There are 328 more helping hands around Becker County this week, as volunteers through Catholic Heart Work Camp are in the area helping those who need it most. Sue Livermore of Detroit Lakes has been taking these types of missions trips with students from Holy Rosary for a few years now, last year going to Montana. "But then I thought, why not have one in Detroit Lakes?" said Livermore, who helped organize the weeklong event. Although some may picture missions trips taking place in areas of deep poverty or extreme need, Livermore says working with Mahube, they were able to track down sev
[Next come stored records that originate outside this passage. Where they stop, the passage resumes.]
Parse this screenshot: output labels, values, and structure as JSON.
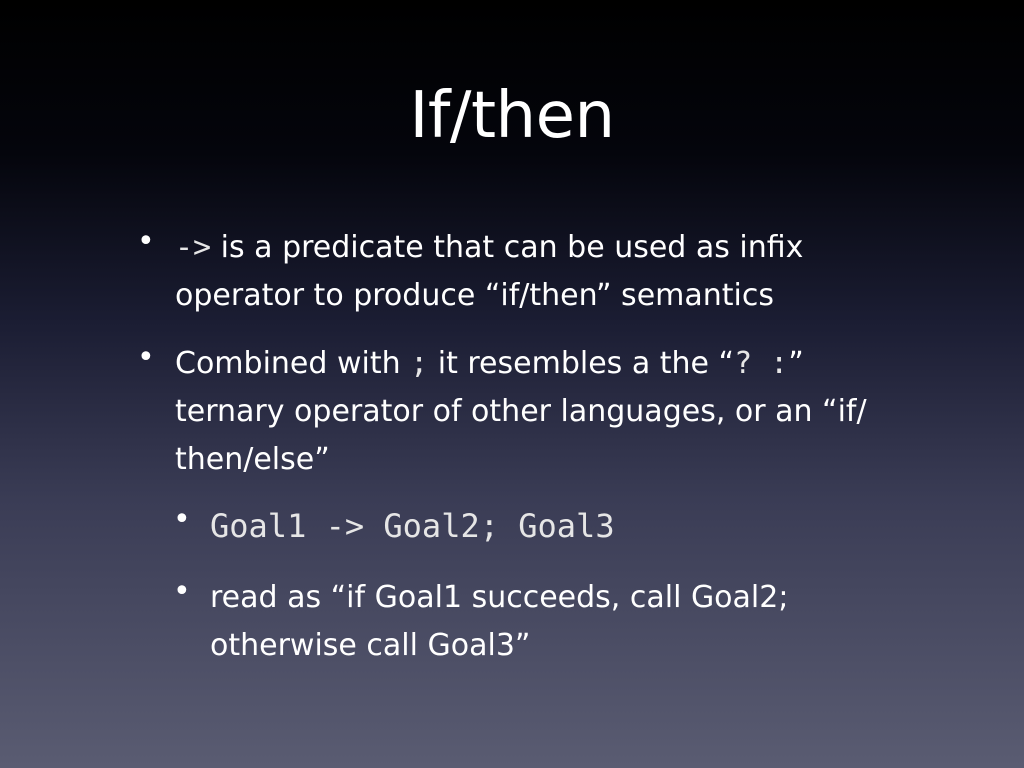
{
  "slide": {
    "title": "If/then",
    "bullet1": {
      "code": "->",
      "text_line1": " is a predicate that can be used as infix",
      "text_line2": "operator to produce “if/then” semantics"
    },
    "bullet2": {
      "text_a": "Combined with ",
      "code_semicolon": ";",
      "text_b": " it resembles a the “",
      "code_ternary": "? :",
      "text_c": "”",
      "text_line2": "ternary operator of other languages, or an “if/",
      "text_line3": "then/else”"
    },
    "sub_bullet1": {
      "code": "Goal1 -> Goal2; Goal3"
    },
    "sub_bullet2": {
      "text_line1": "read as “if Goal1 succeeds, call Goal2;",
      "text_line2": "otherwise call Goal3”"
    }
  },
  "colors": {
    "background_top": "#000000",
    "background_bottom": "#5a5c72",
    "text": "#ffffff"
  }
}
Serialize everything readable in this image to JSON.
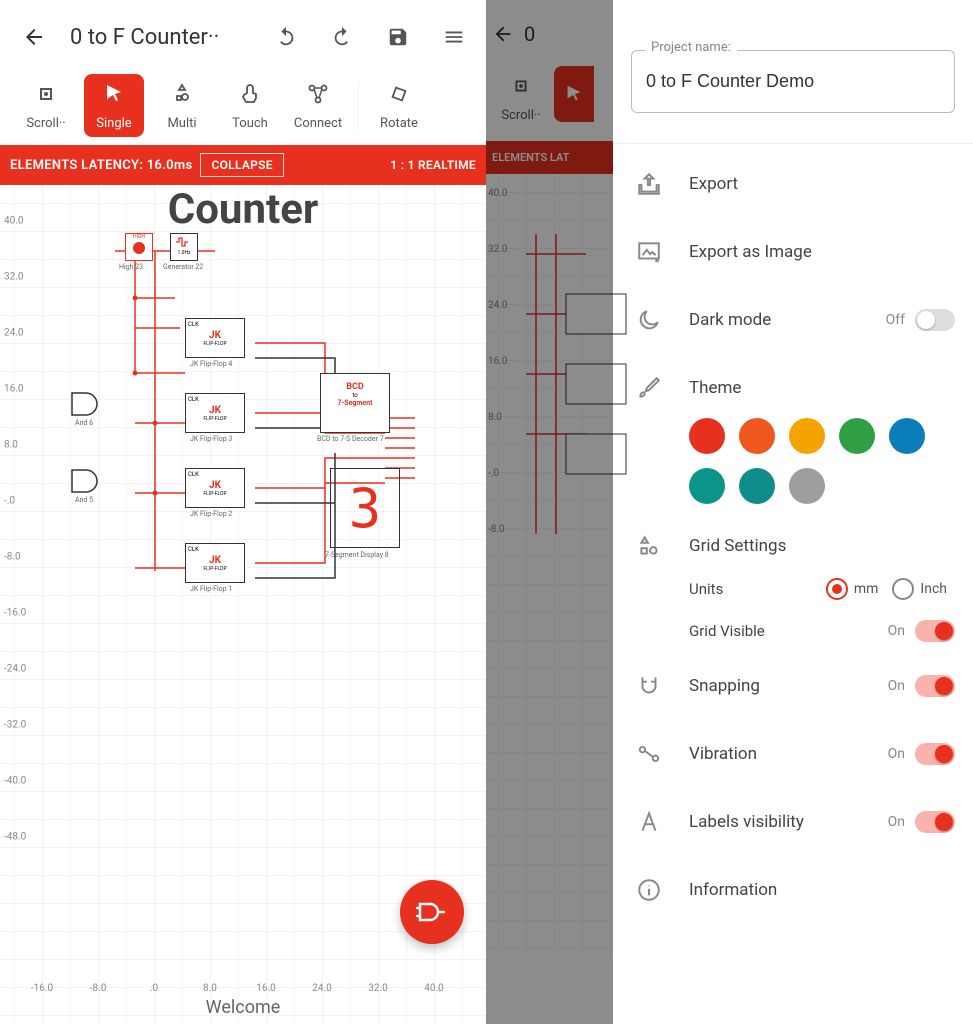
{
  "header": {
    "title": "0 to F Counter··"
  },
  "toolbar": {
    "scroll": "Scroll··",
    "single": "Single",
    "multi": "Multi",
    "touch": "Touch",
    "connect": "Connect",
    "rotate": "Rotate"
  },
  "banner": {
    "latency_label": "ELEMENTS LATENCY:",
    "latency_value": "16.0ms",
    "collapse": "COLLAPSE",
    "realtime": "1 : 1 REALTIME"
  },
  "canvas": {
    "title": "Counter",
    "welcome": "Welcome",
    "y_ticks": [
      "40.0",
      "32.0",
      "24.0",
      "16.0",
      "8.0",
      "-.0",
      "-8.0",
      "-16.0",
      "-24.0",
      "-32.0",
      "-40.0",
      "-48.0"
    ],
    "x_ticks": [
      "-16.0",
      "-8.0",
      ".0",
      "8.0",
      "16.0",
      "24.0",
      "32.0",
      "40.0"
    ],
    "components": {
      "high": "High 23",
      "generator": "Generator 22",
      "gen_freq": "1.0Hz",
      "jk4": "JK Flip-Flop 4",
      "jk3": "JK Flip-Flop 3",
      "jk2": "JK Flip-Flop 2",
      "jk1": "JK Flip-Flop 1",
      "and6": "And 6",
      "and5": "And 5",
      "bcd": "BCD to 7-S Decoder 7",
      "bcd_hdr1": "BCD",
      "bcd_hdr2": "to",
      "bcd_hdr3": "7-Segment",
      "seg7_label": "7-Segment Display 8",
      "seg7_digit": "3",
      "jk_hdr": "JK",
      "jk_sub": "FLIP-FLOP",
      "clk": "CLK"
    }
  },
  "middle": {
    "title": "0",
    "scroll": "Scroll··",
    "banner": "ELEMENTS LAT",
    "y_ticks": [
      "40.0",
      "32.0",
      "24.0",
      "16.0",
      "8.0",
      "-.0",
      "-8.0"
    ]
  },
  "drawer": {
    "project_name_label": "Project name:",
    "project_name_value": "0 to F Counter Demo",
    "export": "Export",
    "export_image": "Export as Image",
    "dark_mode": "Dark mode",
    "dark_mode_state": "Off",
    "theme": "Theme",
    "theme_colors": [
      "#e8301f",
      "#f0571e",
      "#f4a300",
      "#2f9e44",
      "#0b7db8",
      "#0b9488",
      "#0f8d8d",
      "#9e9e9e"
    ],
    "grid_settings": "Grid Settings",
    "units": "Units",
    "unit_mm": "mm",
    "unit_inch": "Inch",
    "grid_visible": "Grid Visible",
    "grid_visible_state": "On",
    "snapping": "Snapping",
    "snapping_state": "On",
    "vibration": "Vibration",
    "vibration_state": "On",
    "labels_visibility": "Labels visibility",
    "labels_state": "On",
    "information": "Information"
  }
}
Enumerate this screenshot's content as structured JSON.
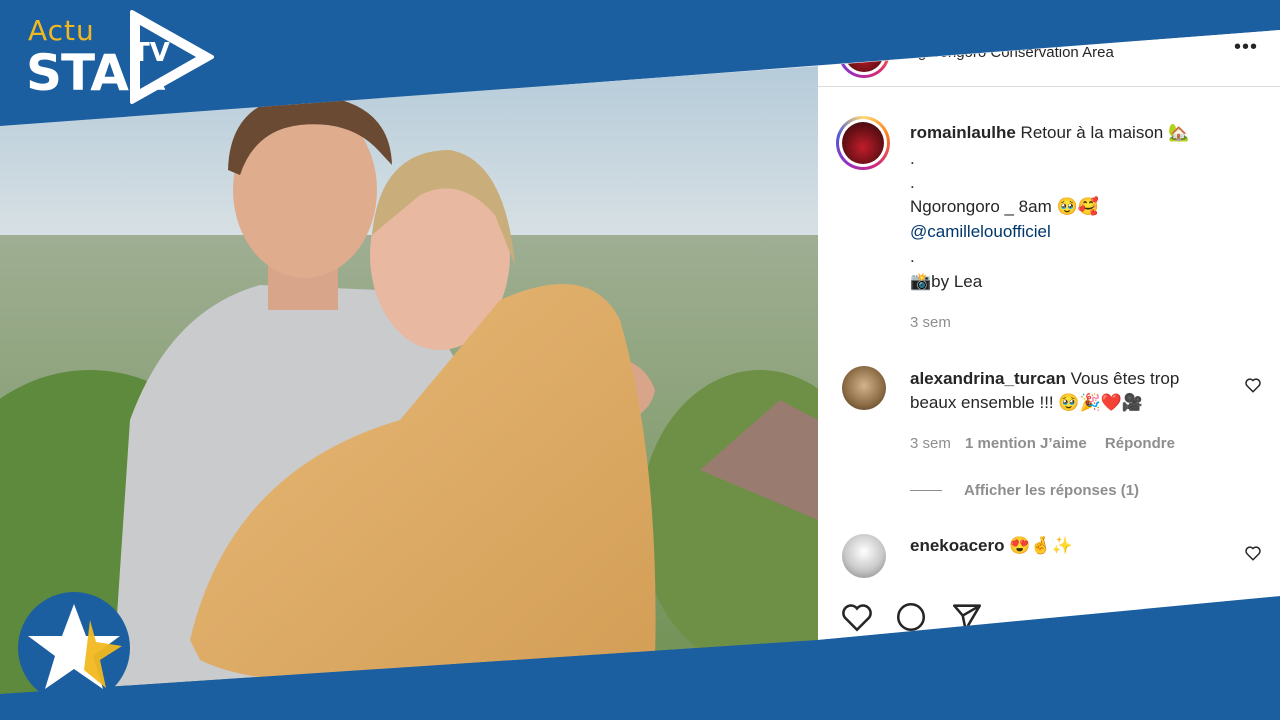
{
  "brand": {
    "actu": "Actu",
    "star": "STAR",
    "tv": "TV",
    "colors": {
      "blue": "#1b5fa0",
      "gold": "#f2b820"
    }
  },
  "post": {
    "location": "Ngorongoro Conservation Area",
    "more_icon": "more-options-icon",
    "author": "romainlaulhe",
    "caption_line1": "Retour à la maison 🏡",
    "dot1": ".",
    "dot2": ".",
    "caption_line2": "Ngorongoro _ 8am 🥹🥰",
    "mention": "@camillelouofficiel",
    "dot3": ".",
    "credit": "📸by Lea",
    "time": "3 sem"
  },
  "comments": [
    {
      "user": "alexandrina_turcan",
      "text_line1": "Vous êtes trop",
      "text_line2": "beaux ensemble !!! 🥹🎉❤️🎥",
      "time": "3 sem",
      "likes": "1 mention J’aime",
      "reply": "Répondre",
      "view_replies": "Afficher les réponses (1)"
    },
    {
      "user": "enekoacero",
      "text": "😍🤞✨"
    }
  ],
  "actions": [
    "heart-icon",
    "comment-icon",
    "share-icon"
  ]
}
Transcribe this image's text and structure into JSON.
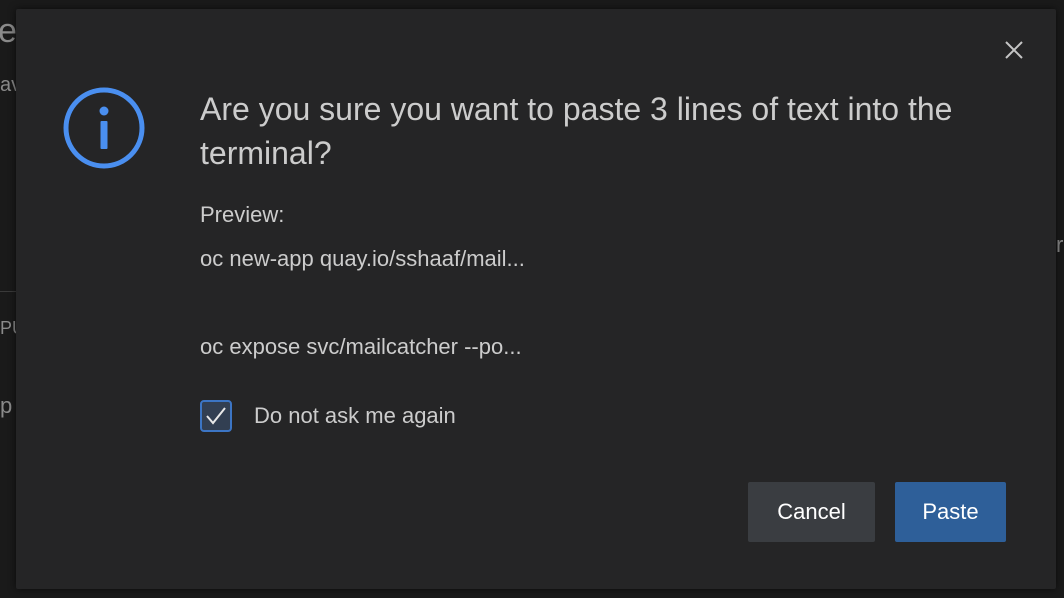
{
  "background": {
    "fragments": [
      "e",
      "av",
      "PU",
      "p",
      "r"
    ]
  },
  "dialog": {
    "icon": "info-icon",
    "title": "Are you sure you want to paste 3 lines of text into the terminal?",
    "preview_label": "Preview:",
    "preview_lines": [
      "oc new-app quay.io/sshaaf/mail...",
      "",
      "oc expose svc/mailcatcher --po..."
    ],
    "checkbox": {
      "label": "Do not ask me again",
      "checked": true
    },
    "buttons": {
      "cancel": "Cancel",
      "paste": "Paste"
    }
  },
  "colors": {
    "dialog_bg": "#252526",
    "text": "#cccccc",
    "accent": "#4a8ff0",
    "primary_button": "#2e5f99",
    "secondary_button": "#3a3d41"
  }
}
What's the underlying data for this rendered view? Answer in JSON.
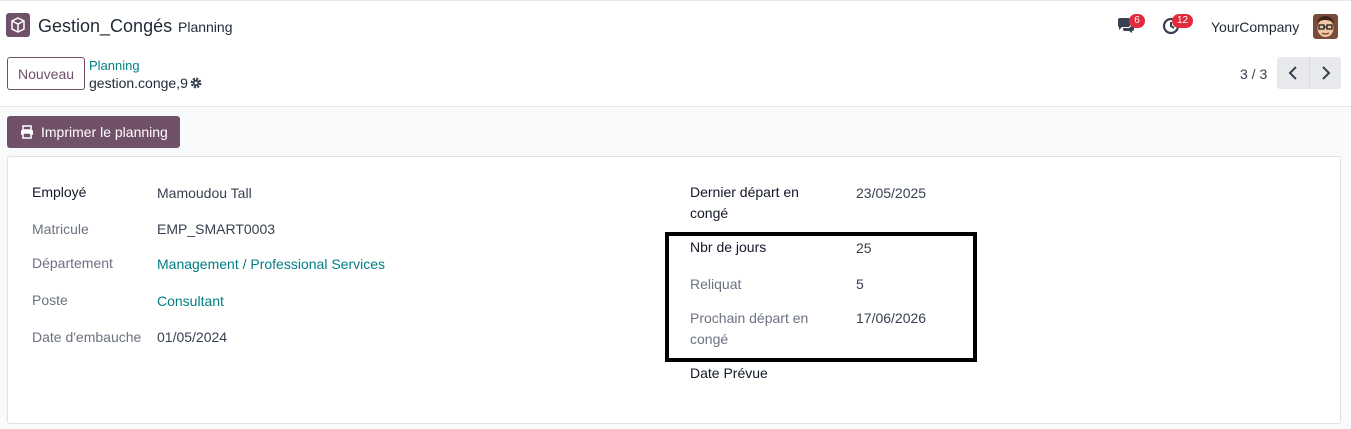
{
  "navbar": {
    "app_icon": "app-box-icon",
    "app_name": "Gestion_Congés",
    "menu_planning": "Planning",
    "chat_badge": "6",
    "activity_badge": "12",
    "company": "YourCompany"
  },
  "control_panel": {
    "new_button": "Nouveau",
    "breadcrumb_parent": "Planning",
    "breadcrumb_current": "gestion.conge,9",
    "pager_value": "3 / 3"
  },
  "actions": {
    "print_button": "Imprimer le planning"
  },
  "form": {
    "left": [
      {
        "label": "Employé",
        "value": "Mamoudou Tall"
      },
      {
        "label": "Matricule",
        "value": "EMP_SMART0003"
      },
      {
        "label": "Département",
        "value": "Management / Professional Services"
      },
      {
        "label": "Poste",
        "value": "Consultant"
      },
      {
        "label": "Date d'embauche",
        "value": "01/05/2024"
      }
    ],
    "right": [
      {
        "label_line1": "Dernier départ en",
        "label_line2": "congé",
        "value": "23/05/2025"
      },
      {
        "label": "Nbr de jours",
        "value": "25"
      },
      {
        "label": "Reliquat",
        "value": "5"
      },
      {
        "label_line1": "Prochain départ en",
        "label_line2": "congé",
        "value": "17/06/2026"
      },
      {
        "label": "Date Prévue",
        "value": ""
      }
    ]
  },
  "colors": {
    "brand": "#71506a",
    "link": "#017e84",
    "badge": "#e12a3c"
  }
}
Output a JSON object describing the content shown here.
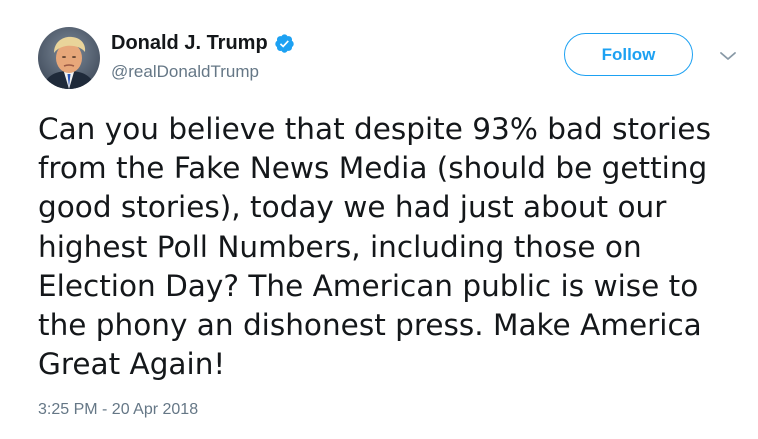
{
  "tweet": {
    "author": {
      "display_name": "Donald J. Trump",
      "handle": "@realDonaldTrump",
      "verified": true,
      "avatar": "profile-photo"
    },
    "follow_label": "Follow",
    "menu_icon": "chevron-down-icon",
    "text": "Can you believe that despite 93% bad stories from the Fake News Media (should be getting good stories), today we had just about our highest Poll Numbers, including those on Election Day? The American public is wise to the phony an dishonest press. Make America Great Again!",
    "timestamp": "3:25 PM - 20 Apr 2018"
  },
  "colors": {
    "accent": "#1da1f2",
    "text": "#14171a",
    "secondary_text": "#657786",
    "background": "#ffffff"
  }
}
The Detroit Lakes QWERTY robotics team will be out at the Becker County Fair this week, giving fair-goers an up-close look at their competition robots. The team will not only be manning a booth inside the hockey arena Wednesday through Saturday, but will also be setting up a dunk tank from noon to 6 p.m. on Saturday. The public is invited to drive the team robot, called "The Tank." "People can drive and have the robot shoot basketballs and trigger the dunk tank to dunk whoever is in it," explained the team's advisor, Debbie Janzen.
"I love to shop," giggled Tracy Roach, "It's kind of a bad habit of mine." Roach and her husband, Chris, are turning Tracy's naughty little love of quaint, up-town retail into a local business of their own -- called Unique Boutique. The new shop recently opened up at 515 Washington Avenue, next to Detroit Lakes Newspapers. "It's probably different than anything that's in DL right now," said Roach, a self-proclaimed city girl who moved to the area from Hastings, Minn. "And after doing some shopping around town, we just thought the community could really benefit from some more variety an
Sometimes a tractor is more than just a tractor. Sometimes it can be the very thing that "pulls" a family together in every sense of the word. Such is the case with the Don Anderson family. Many in the Detroit Lakes area know Don Anderson as the guy with the fire-shooting tractor. He was always in local events, including the Becker County Fair -- his kids proudly hanging off the tractor. A gear head with a love for tractors, Johnson built "The Blue Ox" from scratch back in 1980 ... his father, Ray J., gave it the name after Paul Bunyan's powerhouse pet.
During a time when invasive species news has been less than encouraging, finally a bright spot. Officials working on eradicating flowering rush around area lakes say they just may finally have the weapon they need ....
The dreams of three women have come to fruition and combined to create a new business in Detroit Lakes called Shear Grace Salon & Boutique. Shawna Willson Shawna Willson had always wanted to go to school for hair design, but a family tragedy when she was only a senior in high school stopped her from doing so. Instead, she went down another road that led her to Detroit Lakes. For the next 12 years she worked other jobs, such as doing billing for a Detroit Lakes dentist. It might have been fine, except she still had that dream. "I just kept working until I was able to go back to sc
For a few years now, I've heard about these "Tuesdays in the Park" events down in the Detroit Lakes City Park, and I've always meant to make it.
Are local citizens slowly being poisoned by the air we breathe, the food we eat?
The popularity of frozen yogurt is now officially part of the "culture" of Detroit Lakes. The Yogurt Place, located in a space attached to the Lakeside Tavern on across from the city beach, opened its doors last month. Owner Jerry Maley and business manager Dana Christiansen of Fargo say they got the idea after watching one yogurt shop after another pop up in Arizona, where they have a home. They thought briefly about getting into a yogurt franchise, but ultimately decided to build one themselves -- something that would better reflect themselves. While the idea of a yogurt business sat